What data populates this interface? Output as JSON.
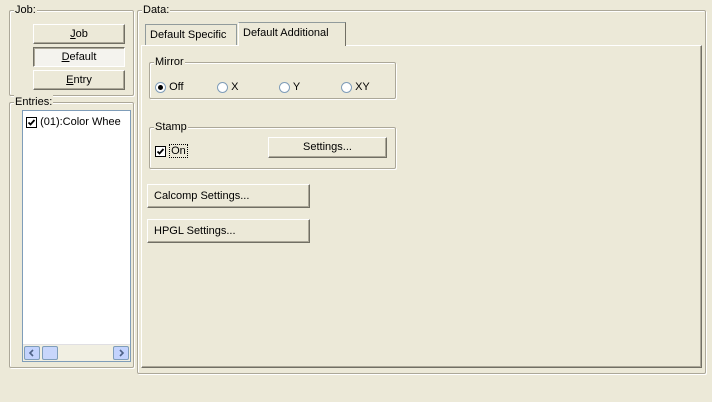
{
  "job_group": {
    "legend": "Job:",
    "buttons": [
      {
        "label": "Job",
        "ul": "J",
        "rest": "ob"
      },
      {
        "label": "Default",
        "ul": "D",
        "rest": "efault"
      },
      {
        "label": "Entry",
        "ul": "E",
        "rest": "ntry"
      }
    ]
  },
  "entries_group": {
    "legend": "Entries:",
    "items": [
      {
        "label": "(01):Color Whee",
        "checked": true
      }
    ]
  },
  "data_group": {
    "legend": "Data:",
    "tabs": [
      {
        "label": "Default Specific",
        "active": false
      },
      {
        "label": "Default Additional",
        "active": true
      }
    ],
    "mirror": {
      "legend": "Mirror",
      "options": [
        "Off",
        "X",
        "Y",
        "XY"
      ],
      "selected": "Off"
    },
    "stamp": {
      "legend": "Stamp",
      "checkbox_label": "On",
      "checked": true,
      "settings_button": "Settings..."
    },
    "calcomp_button": "Calcomp Settings...",
    "hpgl_button": "HPGL Settings..."
  }
}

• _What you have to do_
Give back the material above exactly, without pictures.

• _Task result_
What data populates this interface? Output as JSON.
{
  "job_group": {
    "legend": "Job:",
    "buttons": [
      {
        "label": "Job",
        "ul": "J",
        "rest": "ob"
      },
      {
        "label": "Default",
        "ul": "D",
        "rest": "efault"
      },
      {
        "label": "Entry",
        "ul": "E",
        "rest": "ntry"
      }
    ]
  },
  "entries_group": {
    "legend": "Entries:",
    "items": [
      {
        "label": "(01):Color Whee",
        "checked": true
      }
    ]
  },
  "data_group": {
    "legend": "Data:",
    "tabs": [
      {
        "label": "Default Specific",
        "active": false
      },
      {
        "label": "Default Additional",
        "active": true
      }
    ],
    "mirror": {
      "legend": "Mirror",
      "options": [
        "Off",
        "X",
        "Y",
        "XY"
      ],
      "selected": "Off"
    },
    "stamp": {
      "legend": "Stamp",
      "checkbox_label": "On",
      "checked": true,
      "settings_button": "Settings..."
    },
    "calcomp_button": "Calcomp Settings...",
    "hpgl_button": "HPGL Settings..."
  }
}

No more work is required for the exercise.